Four score and seven years ago our fathers brought forth a new #BookFaceFriday!
Wait, that’s not how that one goes… my 5th grade teacher, Mrs. Golka, would be aghast! Looks like I should be boning up on my presidential knowledge, and just in time for Presidents’ Day. A good place to start would be with James A. Rawley’s “Abraham Lincoln and a Nation Worth Fighting For” (University of Nebraska Press, 2003). It’s described as a vividly descriptive, concise, and fresh look at Lincoln’s presidential years. As part of our permanent collection it’s available for check out to anyone. Just ask our amazing Information Services staff! This title is published by the University of Nebraska Press, which we collect from for our state document program.
“Complementing his impressive rendition of Lincoln’s bold and increasingly competent administration of the government, Rawley offers a brief background and succinct opinions on virtually every significant incident and issue in Lincoln’s public and private life. . . . Rawley has written a valuable study.”—Civil War History
James A. Rawley is Carl Adolph Happold Professor Emeritus at the University of Nebraska. He is the author of numerous books, including Turning Points of the Civil War (Nebraska 1989), The Politics of Union: Northern Politics during the Civil War (Nebraska 1974), and Secession: The Disruption of the American Republic, 1844–1861.
This week’s #BookFace model is our Planning and Data Services Coordinator, Sam Shaw!
Love this #BookFace & reading? We suggest checking out all the titles available for book clubs at http://nlc.nebraska.gov/ref/bookclub. Check out our past #BookFaceFriday photos on the Nebraska Library Commission’s Facebook page!

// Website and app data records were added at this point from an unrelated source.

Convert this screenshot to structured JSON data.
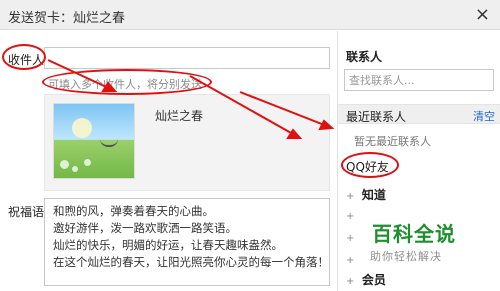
{
  "window": {
    "title": "发送贺卡：灿烂之春",
    "close_glyph": "×"
  },
  "recipient": {
    "label": "收件人",
    "value": "",
    "hint": "可填入多个收件人，将分别发送"
  },
  "card": {
    "name": "灿烂之春"
  },
  "message": {
    "label": "祝福语",
    "lines": [
      "和煦的风，弹奏着春天的心曲。",
      "邀好游伴，泼一路欢歌洒一路笑语。",
      "灿烂的快乐，明媚的好运，让春天趣味盎然。",
      "在这个灿烂的春天，让阳光照亮你心灵的每一个角落！"
    ]
  },
  "contacts": {
    "title": "联系人",
    "search_placeholder": "查找联系人...",
    "recent_title": "最近联系人",
    "clear_label": "清空",
    "no_recent": "暂无最近联系人",
    "qq_friends": "QQ好友",
    "groups": [
      {
        "label": "知道",
        "expand": "+"
      },
      {
        "label": "",
        "expand": "+"
      },
      {
        "label": "",
        "expand": "+"
      },
      {
        "label": "",
        "expand": "+"
      },
      {
        "label": "会员",
        "expand": "+"
      }
    ]
  },
  "watermark": {
    "title": "百科全说",
    "subtitle": "助你轻松解决"
  },
  "annotation_color": "#e01010"
}
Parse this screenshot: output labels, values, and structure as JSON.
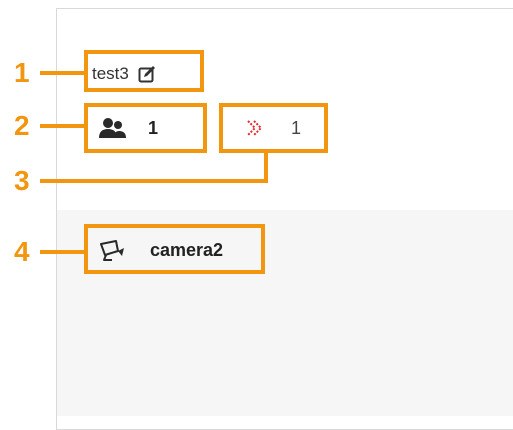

Next Tuesday November 19 is the 150th anniversary of Abraham Lincoln’s Gettysburg address. To commemorate the address, Ken Burns is starting a project to have everyone in America video record themselves reading or reciting the speech. People participating in this project include President Obama, Louis C.K., Taylor Swift, Martha Stewart, and Stephen Colbert. Hear Librarian of Congress James Billington recite the speech at the Library of Congress Blog. For more info on the project, visit Learn the Address . To read more about the speech, see the Library of Congress’ online exhibit.